Whistling Thrushes in Malaysia Peninsular Malaysia has two resident Whistling Thrushes, Blue (Myophonus caeruleus) (above) and Malayan (M. robinsoni). The former has a wide distribution that includes South-central Asia, Southern Tibet, the Himalayas, part of the Indian subcontinent and China, down south to Southeast Asia, up to Sumatra and Java. The Malayan, on the other hand, has a very limited range: confined only to the Main Range from Cameron Highlands south to Genting Highlands (below). The two... Read More

A family of Red-legged Crakes

27 Apr 2008   in Species 4 Comments »
Contributed by Dr Eric Tan
A family of Red-legged Crakes On 11th February 2008, Dr Eric Tan a.k.a. MountainMan, documented an adult Red-legged Crake (Rallina fasciata) accompanied by a recently fledged chick foraging together in the Singapore Botanical Gardens (above: adult right, fledgling left). There is more than one family of Red-legged Crake in the Gardens. One or more birds are regularly sighted in the morning or early evening, foraging or even stealing a bath in a roadside puddle after rain. The above images show the... Read More

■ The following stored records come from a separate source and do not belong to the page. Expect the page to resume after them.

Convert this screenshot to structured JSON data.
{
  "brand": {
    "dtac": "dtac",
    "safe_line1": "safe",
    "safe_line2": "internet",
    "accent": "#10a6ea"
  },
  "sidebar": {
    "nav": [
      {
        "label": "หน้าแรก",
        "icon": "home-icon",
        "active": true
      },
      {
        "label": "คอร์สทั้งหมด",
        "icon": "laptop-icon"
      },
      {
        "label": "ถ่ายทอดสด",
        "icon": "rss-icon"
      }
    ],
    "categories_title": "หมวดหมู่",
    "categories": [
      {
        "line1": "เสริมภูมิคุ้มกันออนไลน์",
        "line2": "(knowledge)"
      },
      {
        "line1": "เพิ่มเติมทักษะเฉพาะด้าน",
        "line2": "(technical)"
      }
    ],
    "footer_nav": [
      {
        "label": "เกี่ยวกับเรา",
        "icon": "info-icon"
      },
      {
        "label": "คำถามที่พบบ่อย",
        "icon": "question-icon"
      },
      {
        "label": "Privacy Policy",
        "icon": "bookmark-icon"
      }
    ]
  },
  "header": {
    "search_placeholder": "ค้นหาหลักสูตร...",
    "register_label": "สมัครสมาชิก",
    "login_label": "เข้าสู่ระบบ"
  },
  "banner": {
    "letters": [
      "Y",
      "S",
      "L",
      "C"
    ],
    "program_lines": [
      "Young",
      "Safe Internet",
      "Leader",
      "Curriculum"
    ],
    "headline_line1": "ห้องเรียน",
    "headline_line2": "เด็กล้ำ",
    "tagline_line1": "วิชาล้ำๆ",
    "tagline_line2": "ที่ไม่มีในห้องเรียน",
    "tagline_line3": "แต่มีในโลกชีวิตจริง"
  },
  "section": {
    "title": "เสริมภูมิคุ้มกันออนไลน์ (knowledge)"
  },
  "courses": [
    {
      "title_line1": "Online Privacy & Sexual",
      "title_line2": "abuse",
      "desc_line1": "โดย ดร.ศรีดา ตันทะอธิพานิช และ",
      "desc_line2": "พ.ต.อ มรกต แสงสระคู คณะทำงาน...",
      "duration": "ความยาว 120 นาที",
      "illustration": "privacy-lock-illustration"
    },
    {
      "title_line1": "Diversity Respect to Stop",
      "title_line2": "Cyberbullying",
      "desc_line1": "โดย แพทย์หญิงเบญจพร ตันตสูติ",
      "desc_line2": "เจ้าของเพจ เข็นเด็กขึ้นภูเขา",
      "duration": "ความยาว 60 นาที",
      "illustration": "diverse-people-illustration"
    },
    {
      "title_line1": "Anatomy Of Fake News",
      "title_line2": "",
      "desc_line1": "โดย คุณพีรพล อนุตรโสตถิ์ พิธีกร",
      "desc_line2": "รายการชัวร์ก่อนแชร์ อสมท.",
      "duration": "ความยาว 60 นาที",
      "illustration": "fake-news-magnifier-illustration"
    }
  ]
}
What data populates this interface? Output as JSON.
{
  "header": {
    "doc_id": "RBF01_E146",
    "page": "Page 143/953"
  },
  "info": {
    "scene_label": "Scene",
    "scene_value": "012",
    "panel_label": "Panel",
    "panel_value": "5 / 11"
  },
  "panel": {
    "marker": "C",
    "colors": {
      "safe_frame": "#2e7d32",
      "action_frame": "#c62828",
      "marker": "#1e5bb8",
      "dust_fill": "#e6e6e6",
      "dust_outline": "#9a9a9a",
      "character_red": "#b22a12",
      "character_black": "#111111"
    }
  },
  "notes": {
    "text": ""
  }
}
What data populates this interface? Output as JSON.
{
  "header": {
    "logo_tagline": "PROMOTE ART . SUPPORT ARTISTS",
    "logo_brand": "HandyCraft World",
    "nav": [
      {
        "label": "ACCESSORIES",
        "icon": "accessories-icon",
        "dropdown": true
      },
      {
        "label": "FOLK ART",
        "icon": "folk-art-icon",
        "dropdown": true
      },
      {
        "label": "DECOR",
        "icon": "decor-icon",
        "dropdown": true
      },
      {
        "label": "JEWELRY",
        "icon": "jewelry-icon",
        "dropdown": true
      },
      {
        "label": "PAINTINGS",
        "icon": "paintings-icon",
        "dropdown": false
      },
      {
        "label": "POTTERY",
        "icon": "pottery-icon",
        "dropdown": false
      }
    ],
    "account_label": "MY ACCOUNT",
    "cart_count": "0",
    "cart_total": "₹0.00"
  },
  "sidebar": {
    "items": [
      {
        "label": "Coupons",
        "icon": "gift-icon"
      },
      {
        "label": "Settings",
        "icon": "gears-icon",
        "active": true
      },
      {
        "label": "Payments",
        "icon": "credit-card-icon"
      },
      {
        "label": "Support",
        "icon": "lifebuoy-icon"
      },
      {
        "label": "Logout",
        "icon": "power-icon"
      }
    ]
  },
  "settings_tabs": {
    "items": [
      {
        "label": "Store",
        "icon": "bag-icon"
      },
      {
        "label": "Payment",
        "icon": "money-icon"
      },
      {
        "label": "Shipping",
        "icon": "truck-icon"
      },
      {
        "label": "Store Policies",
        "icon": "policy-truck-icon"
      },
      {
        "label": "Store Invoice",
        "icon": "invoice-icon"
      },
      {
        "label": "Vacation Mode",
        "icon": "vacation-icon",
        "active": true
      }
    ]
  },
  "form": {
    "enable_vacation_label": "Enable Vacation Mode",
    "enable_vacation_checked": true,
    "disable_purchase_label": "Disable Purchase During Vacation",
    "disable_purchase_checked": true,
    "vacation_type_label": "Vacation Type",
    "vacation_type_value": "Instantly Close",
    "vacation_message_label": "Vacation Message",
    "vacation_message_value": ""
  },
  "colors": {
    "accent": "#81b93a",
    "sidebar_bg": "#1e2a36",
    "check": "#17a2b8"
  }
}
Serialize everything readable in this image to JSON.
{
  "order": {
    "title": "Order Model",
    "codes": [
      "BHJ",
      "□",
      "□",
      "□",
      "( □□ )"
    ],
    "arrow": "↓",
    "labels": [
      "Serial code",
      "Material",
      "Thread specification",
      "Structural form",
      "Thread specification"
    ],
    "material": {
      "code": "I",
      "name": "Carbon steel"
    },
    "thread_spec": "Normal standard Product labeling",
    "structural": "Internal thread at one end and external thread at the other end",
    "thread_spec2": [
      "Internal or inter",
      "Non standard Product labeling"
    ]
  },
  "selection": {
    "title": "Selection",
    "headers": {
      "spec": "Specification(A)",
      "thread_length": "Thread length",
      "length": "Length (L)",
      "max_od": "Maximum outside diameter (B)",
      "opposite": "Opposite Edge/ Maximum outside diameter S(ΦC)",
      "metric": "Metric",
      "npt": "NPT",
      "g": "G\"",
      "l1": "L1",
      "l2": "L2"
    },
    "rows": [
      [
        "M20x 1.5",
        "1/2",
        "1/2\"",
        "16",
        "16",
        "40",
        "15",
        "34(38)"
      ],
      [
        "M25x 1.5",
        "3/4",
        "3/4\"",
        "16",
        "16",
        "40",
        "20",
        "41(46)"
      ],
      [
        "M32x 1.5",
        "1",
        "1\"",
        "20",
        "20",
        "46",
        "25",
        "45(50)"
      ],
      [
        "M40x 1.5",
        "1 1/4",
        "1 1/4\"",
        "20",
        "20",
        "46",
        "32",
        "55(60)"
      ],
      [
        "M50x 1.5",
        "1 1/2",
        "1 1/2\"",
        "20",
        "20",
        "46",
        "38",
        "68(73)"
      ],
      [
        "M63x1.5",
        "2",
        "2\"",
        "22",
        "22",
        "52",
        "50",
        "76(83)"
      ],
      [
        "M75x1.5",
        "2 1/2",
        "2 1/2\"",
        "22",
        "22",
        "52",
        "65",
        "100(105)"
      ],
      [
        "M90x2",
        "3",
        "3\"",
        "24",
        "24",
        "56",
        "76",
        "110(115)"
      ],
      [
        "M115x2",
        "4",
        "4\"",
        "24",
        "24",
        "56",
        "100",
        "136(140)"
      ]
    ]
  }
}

White-bellied Sea Eagle learning to fish

27 Apr 2008   in Feeding strategy, Feeding-vertebrates, Raptors 3 Comments »
Contributed by Wei Chun
White-bellied Sea Eagle learning to fish A White-bellied Sea Eagle (Haliaeetus leucogaster) was documented by Wei Chun a.k.a. speedblade, catching a fish around Bukit Panjang (above). Apparently, the eagle was not very experienced in catching fish. Or was it a bad day for the bird? This eagle is an opportunistic feeder, catching a wide range of mainly aquatic vertebrates, including reptiles, fish, birds and mammals. It also takes carrion, floating refuse and wastes in rubbish dumps. It usually hunts from a high... Read More

Avian Kama & Sutrajee

26 Apr 2008   in Barbet-To'can-H'guide, Courtship-Mating No Comments »
Contributed by Daisy O'Neill
Avian Kama & Sutrajee “When article ‘An Uncouth Avian Cowboy Comes to Town’ was posted last February (see HERE), I least expected my good fortune to again witnessed another act of copulation by a pair of uncouth Coppersmith Barbets (Megalaima haemacephala), Kama and Sutrajee, who seemed to love kamasutric performances in an open-air auditorium. “The stage scene was by no means in a romantic perfumed garden or near any golden lotus ponds, but a far cry up on an old skeletal tree branch,... Read More